That is exactly what I am doing now – and that is what I will continue sharing.

For anyone struggling with relationships, I highly recommend the series Relationship Success Support which goes very deeply into all dimensions of relationships – whether it is intimacy, sex, jealousy, or deep seated issues that we may never have considered before.
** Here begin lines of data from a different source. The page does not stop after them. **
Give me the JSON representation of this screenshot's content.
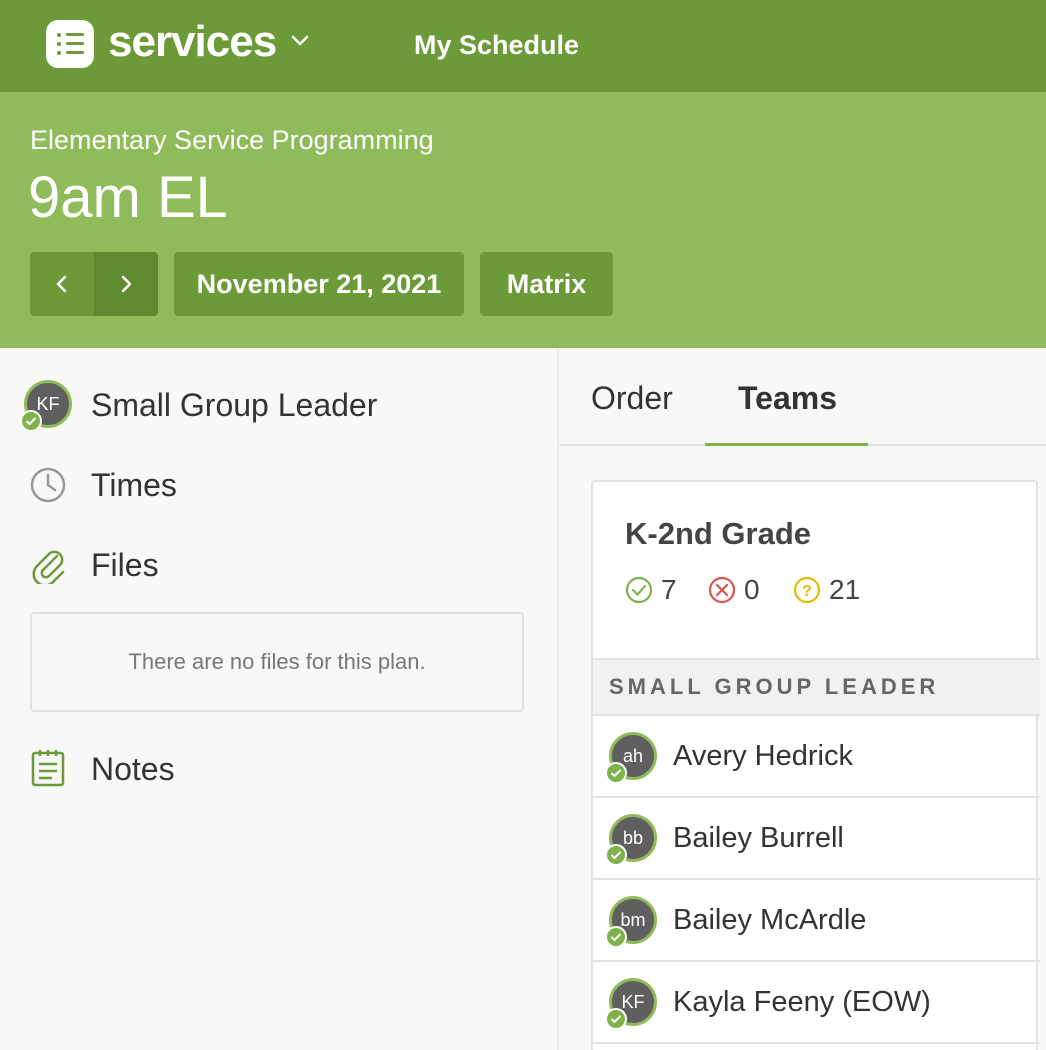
{
  "topbar": {
    "app_name": "services",
    "nav_link": "My Schedule",
    "colors": {
      "topbar_bg": "#6c9a38",
      "header_bg": "#8fbb5a"
    }
  },
  "header": {
    "subtitle": "Elementary Service Programming",
    "title": "9am EL",
    "prev_icon": "chevron-left-icon",
    "next_icon": "chevron-right-icon",
    "date_label": "November 21, 2021",
    "matrix_label": "Matrix"
  },
  "sidebar": {
    "role": {
      "initials": "KF",
      "label": "Small Group Leader",
      "status": "confirmed"
    },
    "times_label": "Times",
    "files_label": "Files",
    "files_empty": "There are no files for this plan.",
    "notes_label": "Notes"
  },
  "tabs": [
    {
      "label": "Order",
      "active": false
    },
    {
      "label": "Teams",
      "active": true
    }
  ],
  "team": {
    "name": "K-2nd Grade",
    "stats": {
      "confirmed": "7",
      "declined": "0",
      "unconfirmed": "21"
    },
    "role_header": "SMALL GROUP LEADER",
    "members": [
      {
        "initials": "ah",
        "name": "Avery Hedrick",
        "status": "confirmed"
      },
      {
        "initials": "bb",
        "name": "Bailey Burrell",
        "status": "confirmed"
      },
      {
        "initials": "bm",
        "name": "Bailey McArdle",
        "status": "confirmed"
      },
      {
        "initials": "KF",
        "name": "Kayla Feeny (EOW)",
        "status": "confirmed"
      }
    ]
  }
}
Do yourself and your partner (or future partner) the gift of empowering yourself in relationships so that you can be and share the best version of you possible with your significant other, or with your relationship with yourself.

About Me

After a decade of self investigation, I am still finding more about myself.

I am a person who has spent the last decade involved in what many would call “inner work”. While there are many brands and schools of thought when it comes to “inner work”, the specific path I chose was the path laid forth by the group known as Desteni.

But this is not a blog that is about Desteni as much as it is about who I am and what I have learned and developed for myself in having applied the tools and teachings of Desteni.

There are many real life experiences – some of which I am certain many can relate to – that I will share in this blog, with the addition of including the process I have walked in order to give an accurate accounting of the power of self-honesty and self-forgiveness and how the development of self-awareness has forever changed the way I see the world and myself.

“It is these stories of personal struggles, frustrations, and the blood, sweat, and tears that come from any serious labor that I will share.”

But of course – having the ability to understand how my mind functions, where my emotions and feelings really come from, and seeing the bigger picture of what awareness actually implies does not automatically make my life simpler or cause my struggles and fears to subside. It is these stories of personal struggles, frustrations, and the blood, sweat, and tears that come from any serious labor that I will share.

I share in part to show people to not be afraid of the challenges we must face when getting down into the core truths of ourselves, and in part to prevent if possible the painful and longer path of consequence that some may be spared by reading and learning from my mistakes.